▶ _Exercise instructions_
Exact copy, no pictures: reproduce every record below as it stands.

[Collected data entries]
______________________________

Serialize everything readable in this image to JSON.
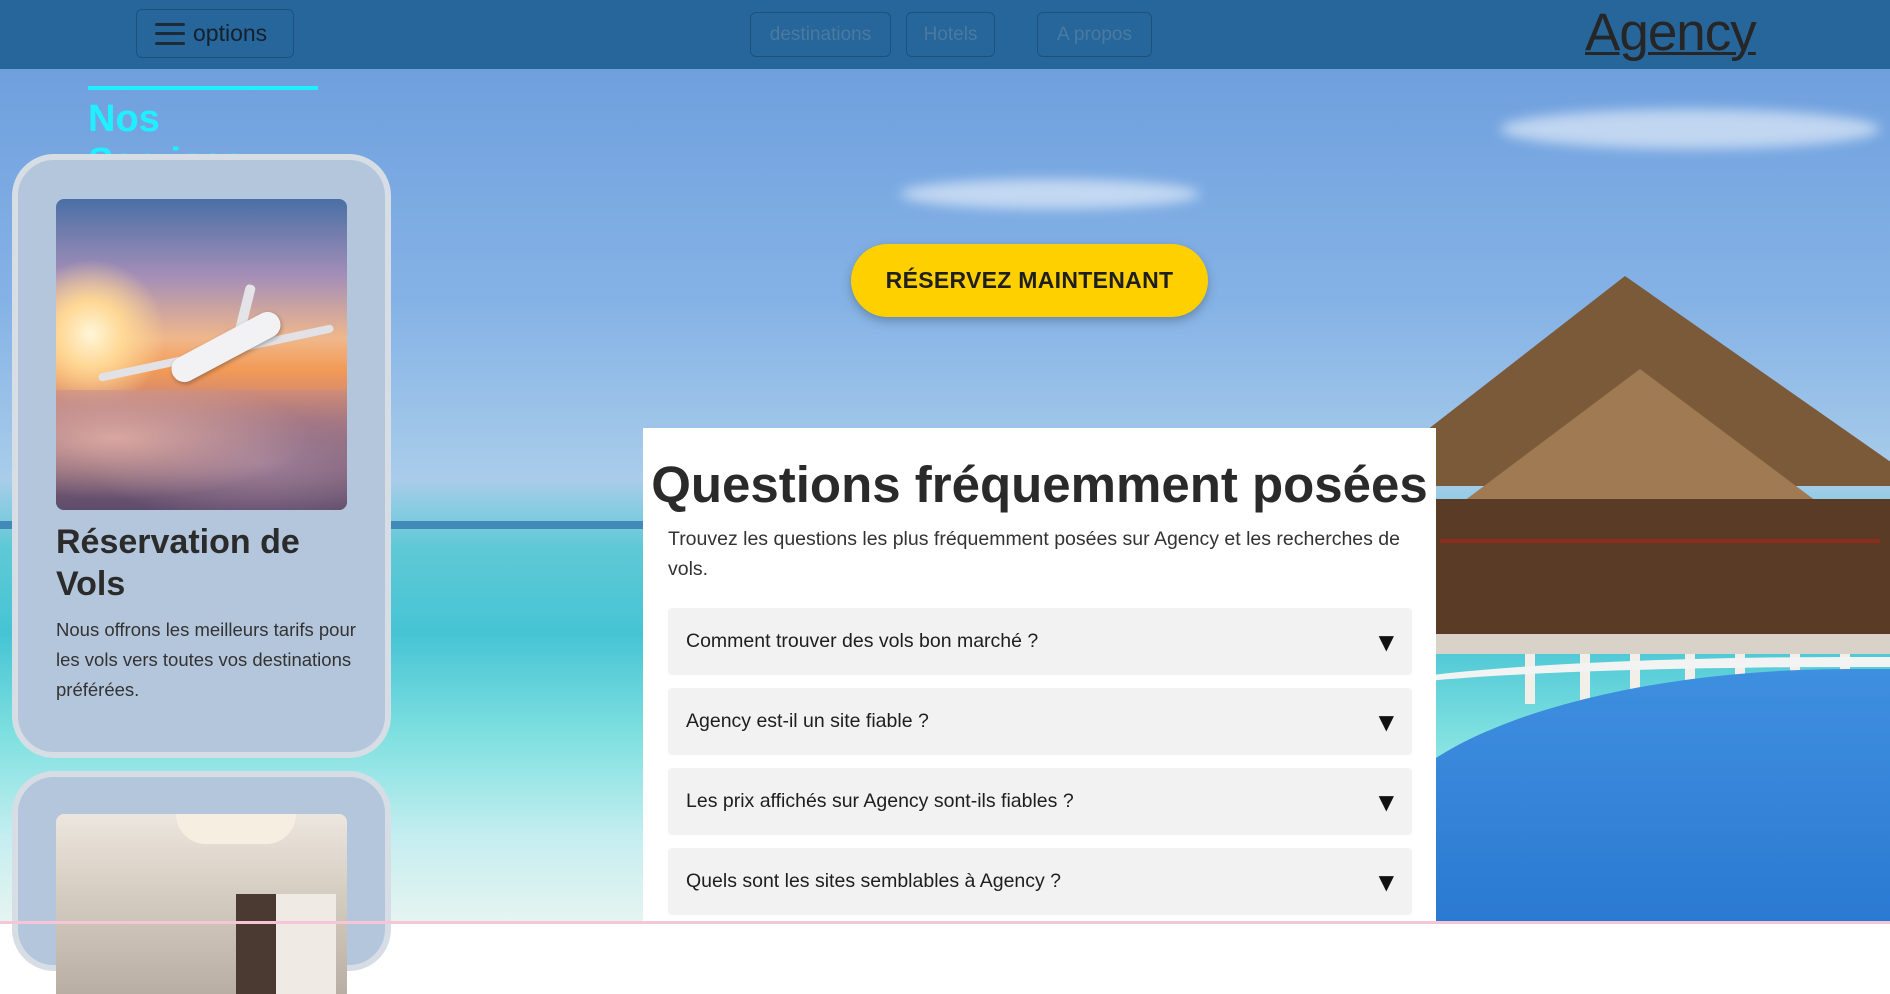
{
  "navbar": {
    "options_label": "options",
    "links": [
      "destinations",
      "Hotels",
      "A propos"
    ],
    "logo": "Agency"
  },
  "services": {
    "title": "Nos Services",
    "cards": [
      {
        "image": "airplane-sunset",
        "title": "Réservation de Vols",
        "text": "Nous offrons les meilleurs tarifs pour les vols vers toutes vos destinations préférées."
      },
      {
        "image": "hotel-room"
      }
    ]
  },
  "hero": {
    "book_button": "RÉSERVEZ MAINTENANT"
  },
  "faq": {
    "title": "Questions fréquemment posées",
    "subtitle": "Trouvez les questions les plus fréquemment posées sur Agency et les recherches de vols.",
    "items": [
      {
        "question": "Comment trouver des vols bon marché ?",
        "arrow": "▼"
      },
      {
        "question": "Agency est-il un site fiable ?",
        "arrow": "▼"
      },
      {
        "question": "Les prix affichés sur Agency sont-ils fiables ?",
        "arrow": "▼"
      },
      {
        "question": "Quels sont les sites semblables à Agency ?",
        "arrow": "▼"
      }
    ]
  },
  "colors": {
    "navbar": "#26669b",
    "accent_cyan": "#1ff0ff",
    "book_button": "#ffd000",
    "card_bg": "#b4c6dc"
  }
}
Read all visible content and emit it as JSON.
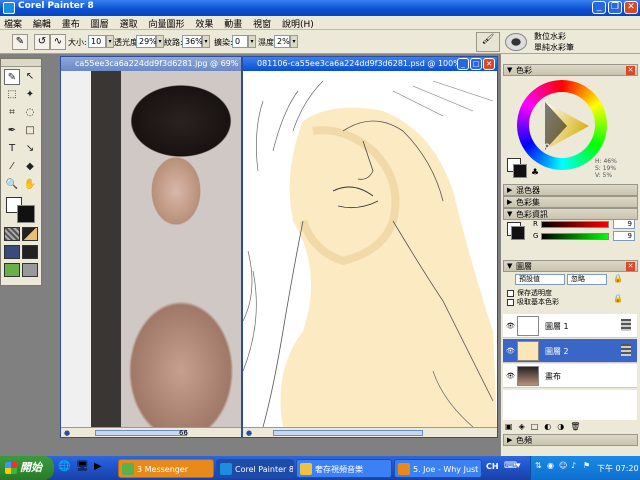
{
  "window": {
    "title": "Corel Painter 8",
    "minimize": "_",
    "restore": "❐",
    "close": "✕"
  },
  "menu": [
    "檔案",
    "編輯",
    "畫布",
    "圖層",
    "選取",
    "向量圖形",
    "效果",
    "動畫",
    "視窗",
    "說明(H)"
  ],
  "propbar": {
    "size_label": "大小:",
    "size_value": "10",
    "opacity_label": "透光度:",
    "opacity_value": "29%",
    "grain_label": "紋路:",
    "grain_value": "36%",
    "bleed_label": "擴染:",
    "bleed_value": "0",
    "wet_label": "濕度:",
    "wet_value": "2%",
    "brush_category": "數位水彩",
    "brush_variant": "單純水彩筆"
  },
  "doc1": {
    "title": "ca55ee3ca6a224dd9f3d6281.jpg @ 69%",
    "status": "66"
  },
  "doc2": {
    "title": "081106-ca55ee3ca6a224dd9f3d6281.psd @ 100%"
  },
  "color_panel": {
    "title": "色彩",
    "h": "H: 46%",
    "s": "S: 19%",
    "v": "V: 5%"
  },
  "mixer_panel": {
    "title": "混色器"
  },
  "colorset_panel": {
    "title": "色彩集"
  },
  "colorinfo_panel": {
    "title": "色彩資訊",
    "r_label": "R",
    "r_value": "9",
    "g_label": "G",
    "g_value": "9"
  },
  "layers_panel": {
    "title": "圖層",
    "composite_method": "預設值",
    "composite_depth": "忽略",
    "preserve_transparency": "保存透明度",
    "pick_up_color": "吸取基本色彩",
    "layers": [
      {
        "name": "圖層 1"
      },
      {
        "name": "圖層 2"
      },
      {
        "name": "畫布"
      }
    ]
  },
  "channels_panel": {
    "title": "色頻"
  },
  "taskbar": {
    "start": "開始",
    "tasks": [
      "3 Messenger",
      "Corel Painter 8",
      "奢存視頻音樂",
      "5. Joe - Why Just B..."
    ],
    "lang": "CH",
    "clock": "下午 07:20"
  }
}
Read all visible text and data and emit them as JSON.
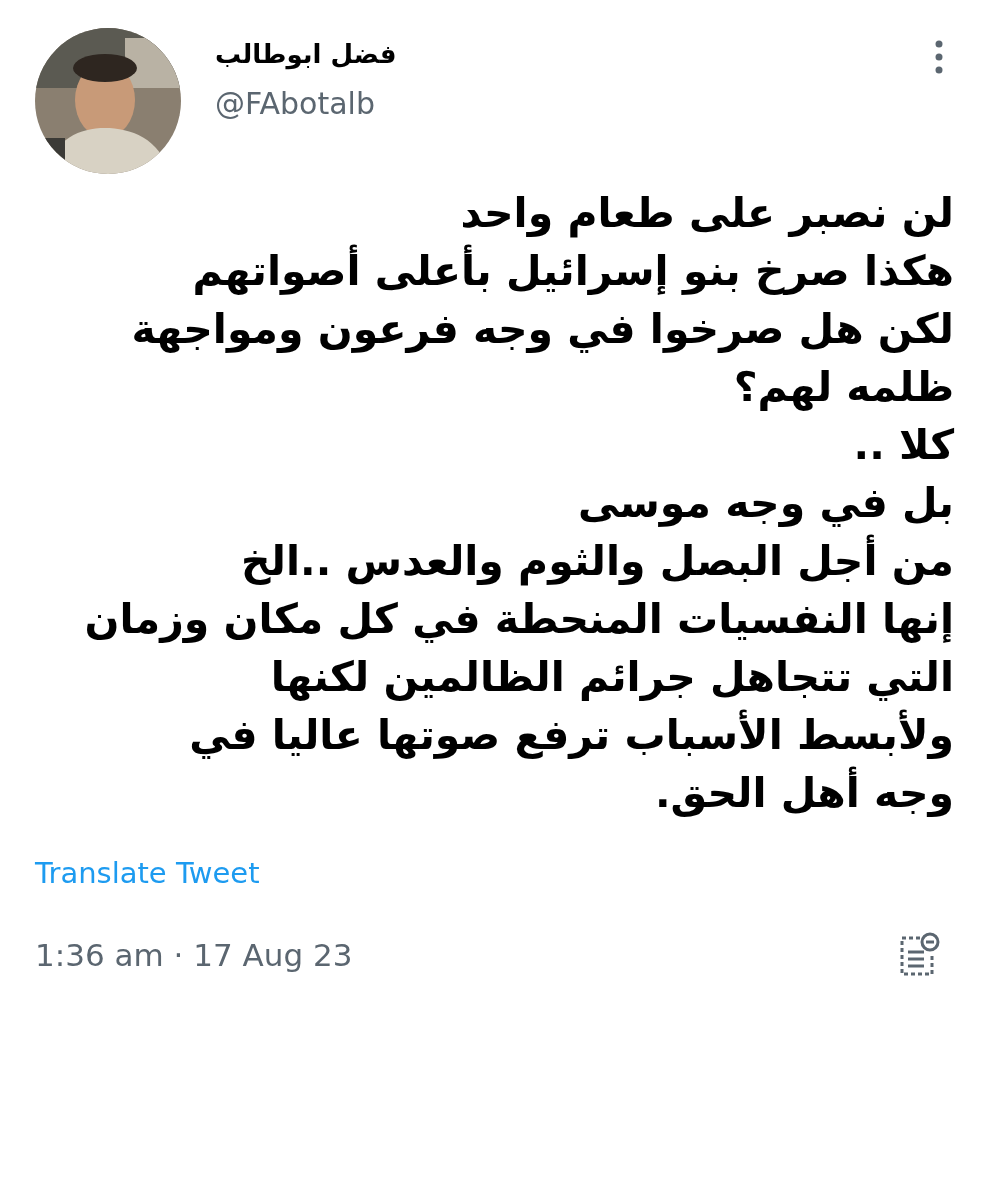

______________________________

▶ _Task response_
Serialize everything readable in this image to JSON.
{
  "navbar": {
    "options_label": "options",
    "links": [
      "destinations",
      "Hotels",
      "A propos"
    ],
    "logo": "Agency"
  },
  "services": {
    "title": "Nos Services",
    "cards": [
      {
        "image": "airplane-sunset",
        "title": "Réservation de Vols",
        "text": "Nous offrons les meilleurs tarifs pour les vols vers toutes vos destinations préférées."
      },
      {
        "image": "hotel-room"
      }
    ]
  },
  "hero": {
    "book_button": "RÉSERVEZ MAINTENANT"
  },
  "faq": {
    "title": "Questions fréquemment posées",
    "subtitle": "Trouvez les questions les plus fréquemment posées sur Agency et les recherches de vols.",
    "items": [
      {
        "question": "Comment trouver des vols bon marché ?",
        "arrow": "▼"
      },
      {
        "question": "Agency est-il un site fiable ?",
        "arrow": "▼"
      },
      {
        "question": "Les prix affichés sur Agency sont-ils fiables ?",
        "arrow": "▼"
      },
      {
        "question": "Quels sont les sites semblables à Agency ?",
        "arrow": "▼"
      }
    ]
  },
  "colors": {
    "navbar": "#26669b",
    "accent_cyan": "#1ff0ff",
    "book_button": "#ffd000",
    "card_bg": "#b4c6dc"
  }
}
Read all visible content and emit it as JSON.
{
  "window": {
    "title": "Corel Painter 8",
    "minimize": "_",
    "restore": "❐",
    "close": "✕"
  },
  "menu": [
    "檔案",
    "編輯",
    "畫布",
    "圖層",
    "選取",
    "向量圖形",
    "效果",
    "動畫",
    "視窗",
    "說明(H)"
  ],
  "propbar": {
    "size_label": "大小:",
    "size_value": "10",
    "opacity_label": "透光度:",
    "opacity_value": "29%",
    "grain_label": "紋路:",
    "grain_value": "36%",
    "bleed_label": "擴染:",
    "bleed_value": "0",
    "wet_label": "濕度:",
    "wet_value": "2%",
    "brush_category": "數位水彩",
    "brush_variant": "單純水彩筆"
  },
  "doc1": {
    "title": "ca55ee3ca6a224dd9f3d6281.jpg @ 69%",
    "status": "66"
  },
  "doc2": {
    "title": "081106-ca55ee3ca6a224dd9f3d6281.psd @ 100%"
  },
  "color_panel": {
    "title": "色彩",
    "h": "H: 46%",
    "s": "S: 19%",
    "v": "V: 5%"
  },
  "mixer_panel": {
    "title": "混色器"
  },
  "colorset_panel": {
    "title": "色彩集"
  },
  "colorinfo_panel": {
    "title": "色彩資訊",
    "r_label": "R",
    "r_value": "9",
    "g_label": "G",
    "g_value": "9"
  },
  "layers_panel": {
    "title": "圖層",
    "composite_method": "預設值",
    "composite_depth": "忽略",
    "preserve_transparency": "保存透明度",
    "pick_up_color": "吸取基本色彩",
    "layers": [
      {
        "name": "圖層 1"
      },
      {
        "name": "圖層 2"
      },
      {
        "name": "畫布"
      }
    ]
  },
  "channels_panel": {
    "title": "色頻"
  },
  "taskbar": {
    "start": "開始",
    "tasks": [
      "3 Messenger",
      "Corel Painter 8",
      "奢存視頻音樂",
      "5. Joe - Why Just B..."
    ],
    "lang": "CH",
    "clock": "下午 07:20"
  }
}
Read all visible text and data and emit them as JSON.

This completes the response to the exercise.